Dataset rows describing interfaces
+++++

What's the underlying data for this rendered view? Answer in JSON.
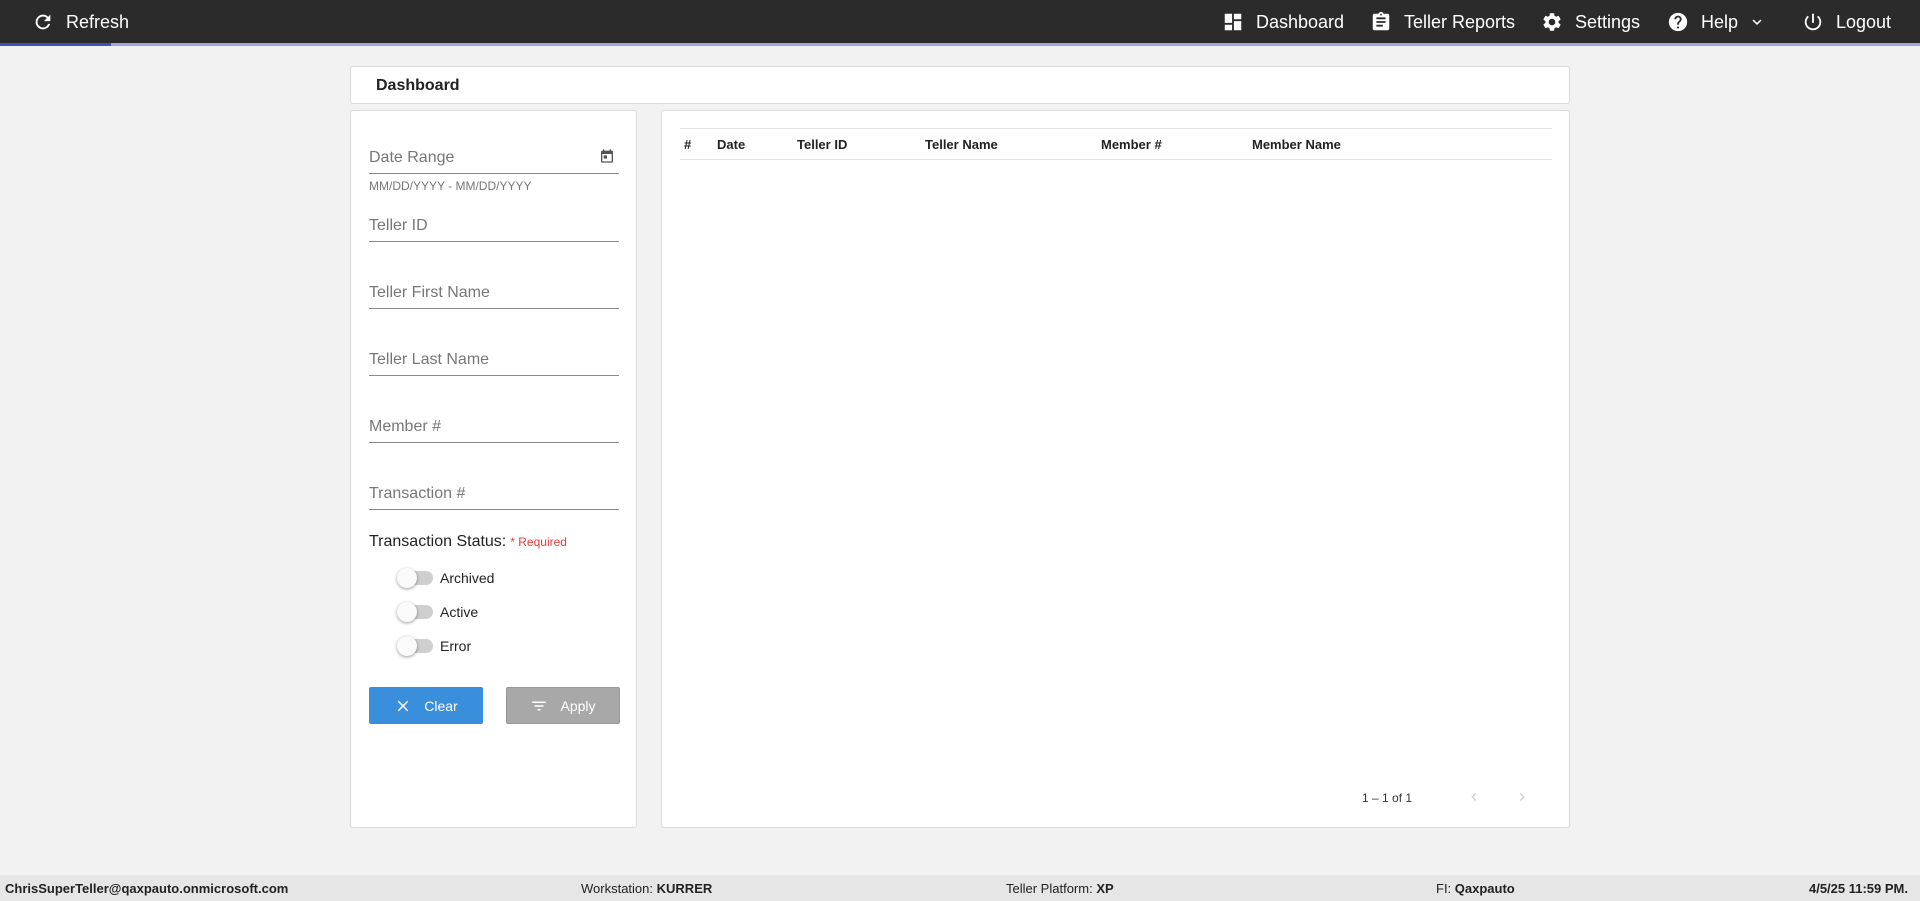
{
  "topbar": {
    "refresh_label": "Refresh",
    "nav": {
      "dashboard": "Dashboard",
      "teller_reports": "Teller Reports",
      "settings": "Settings",
      "help": "Help",
      "logout": "Logout"
    },
    "progress": 0.058
  },
  "page_title": "Dashboard",
  "filters": {
    "date_range": {
      "placeholder": "Date Range",
      "hint": "MM/DD/YYYY - MM/DD/YYYY"
    },
    "teller_id": "Teller ID",
    "teller_first_name": "Teller First Name",
    "teller_last_name": "Teller Last Name",
    "member_number": "Member #",
    "transaction_number": "Transaction #",
    "status_label": "Transaction Status:",
    "required_label": "* Required",
    "toggles": [
      {
        "label": "Archived",
        "on": false
      },
      {
        "label": "Active",
        "on": false
      },
      {
        "label": "Error",
        "on": false
      }
    ],
    "clear_label": "Clear",
    "apply_label": "Apply"
  },
  "table": {
    "columns": [
      "#",
      "Date",
      "Teller ID",
      "Teller Name",
      "Member #",
      "Member Name"
    ],
    "rows": [],
    "pagination": "1 – 1 of 1"
  },
  "footer": {
    "user": "ChrisSuperTeller@qaxpauto.onmicrosoft.com",
    "workstation_label": "Workstation:",
    "workstation": "KURRER",
    "platform_label": "Teller Platform:",
    "platform": "XP",
    "fi_label": "FI:",
    "fi": "Qaxpauto",
    "datetime": "4/5/25 11:59 PM."
  },
  "colors": {
    "topbar": "#2b2b2b",
    "accent": "#3a8fdc",
    "required": "#e53935",
    "disabled": "#a8a8a8"
  }
}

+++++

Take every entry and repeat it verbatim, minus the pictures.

What's the underlying data for this rendered view? Answer in JSON.
{
  "topbar": {
    "refresh_label": "Refresh",
    "nav": {
      "dashboard": "Dashboard",
      "teller_reports": "Teller Reports",
      "settings": "Settings",
      "help": "Help",
      "logout": "Logout"
    },
    "progress": 0.058
  },
  "page_title": "Dashboard",
  "filters": {
    "date_range": {
      "placeholder": "Date Range",
      "hint": "MM/DD/YYYY - MM/DD/YYYY"
    },
    "teller_id": "Teller ID",
    "teller_first_name": "Teller First Name",
    "teller_last_name": "Teller Last Name",
    "member_number": "Member #",
    "transaction_number": "Transaction #",
    "status_label": "Transaction Status:",
    "required_label": "* Required",
    "toggles": [
      {
        "label": "Archived",
        "on": false
      },
      {
        "label": "Active",
        "on": false
      },
      {
        "label": "Error",
        "on": false
      }
    ],
    "clear_label": "Clear",
    "apply_label": "Apply"
  },
  "table": {
    "columns": [
      "#",
      "Date",
      "Teller ID",
      "Teller Name",
      "Member #",
      "Member Name"
    ],
    "rows": [],
    "pagination": "1 – 1 of 1"
  },
  "footer": {
    "user": "ChrisSuperTeller@qaxpauto.onmicrosoft.com",
    "workstation_label": "Workstation:",
    "workstation": "KURRER",
    "platform_label": "Teller Platform:",
    "platform": "XP",
    "fi_label": "FI:",
    "fi": "Qaxpauto",
    "datetime": "4/5/25 11:59 PM."
  },
  "colors": {
    "topbar": "#2b2b2b",
    "accent": "#3a8fdc",
    "required": "#e53935",
    "disabled": "#a8a8a8"
  }
}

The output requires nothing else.